By Lisa Towner – Collection Development Library Assistant (and bookbinder extraordinaire)
When bookmaking during lockdown I think about a book by Mark Williams and Danny Penman, Mindfulness a practical guide to finding peace in a frantic world. Making books has given me moments of peace and distraction from all that has been happening outside of my home. I have a tendency to over think and bookmaking has been the ideal remedy for me. I get lost in the act of doing and create a handmade item with purpose as a result of my endeavours.
Making a book involves quite a few techniques. Folding, cutting, stitching, measuring, gluing and pressing are all part of the therapeutic process the craft gives me. I can lose myself for an hour folding and cutting paper and then return at another time to mindfully stitch the pages together. Choosing paper for the cover and thread for the stitches always causes me some enjoyable deliberation. I marble paper for some of the book covers, or make paste patterns. The paste gives the paint a thicker consistency to enable you to print or mark with it.

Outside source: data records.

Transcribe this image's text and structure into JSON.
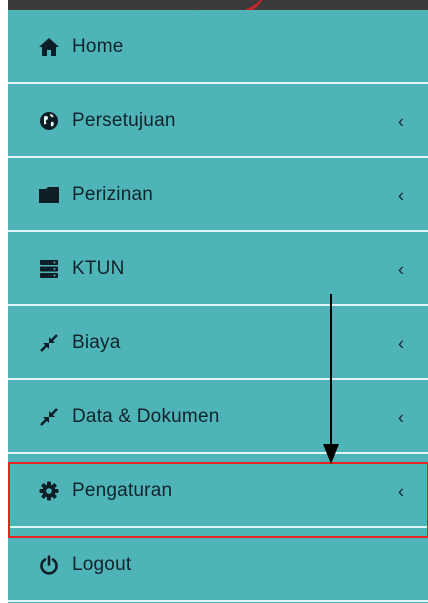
{
  "colors": {
    "sidebar_bg": "#4fb4b8",
    "separator": "#dff4f4",
    "text": "#11232a",
    "highlight_border": "#e32222",
    "annotation_arrow": "#000000"
  },
  "menu": {
    "items": [
      {
        "label": "Home",
        "icon": "home-icon",
        "has_submenu": false
      },
      {
        "label": "Persetujuan",
        "icon": "globe-icon",
        "has_submenu": true,
        "chevron": "‹"
      },
      {
        "label": "Perizinan",
        "icon": "folder-icon",
        "has_submenu": true,
        "chevron": "‹"
      },
      {
        "label": "KTUN",
        "icon": "server-icon",
        "has_submenu": true,
        "chevron": "‹"
      },
      {
        "label": "Biaya",
        "icon": "compress-icon",
        "has_submenu": true,
        "chevron": "‹"
      },
      {
        "label": "Data & Dokumen",
        "icon": "compress-icon",
        "has_submenu": true,
        "chevron": "‹"
      },
      {
        "label": "Pengaturan",
        "icon": "gear-icon",
        "has_submenu": true,
        "chevron": "‹",
        "highlighted": true
      },
      {
        "label": "Logout",
        "icon": "power-icon",
        "has_submenu": false
      }
    ]
  }
}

A Coptic stitch method of binding allows the book to lay completely flat when open and the stitching is visible, ideal for sketch books. The stitching is decorative with Japanese Stab Binding but the book will not fully open. Case Binding is the traditional way to produce a hard backed book with a covered spine.
Spending so much time at home over the past months has resulted in me being very productive. Friends and family have been gifted a selection of books, the latest batch are pocket sized sketchbooks. My stock resulted in an online stall at a Christmas Market Place run by Community Base in Brighton. I am preparing more books for another online sale in May.
Tea and biscuits, coffee and cake, a nice evening meal and bookbinding have all played an important part in my day whilst being housebound.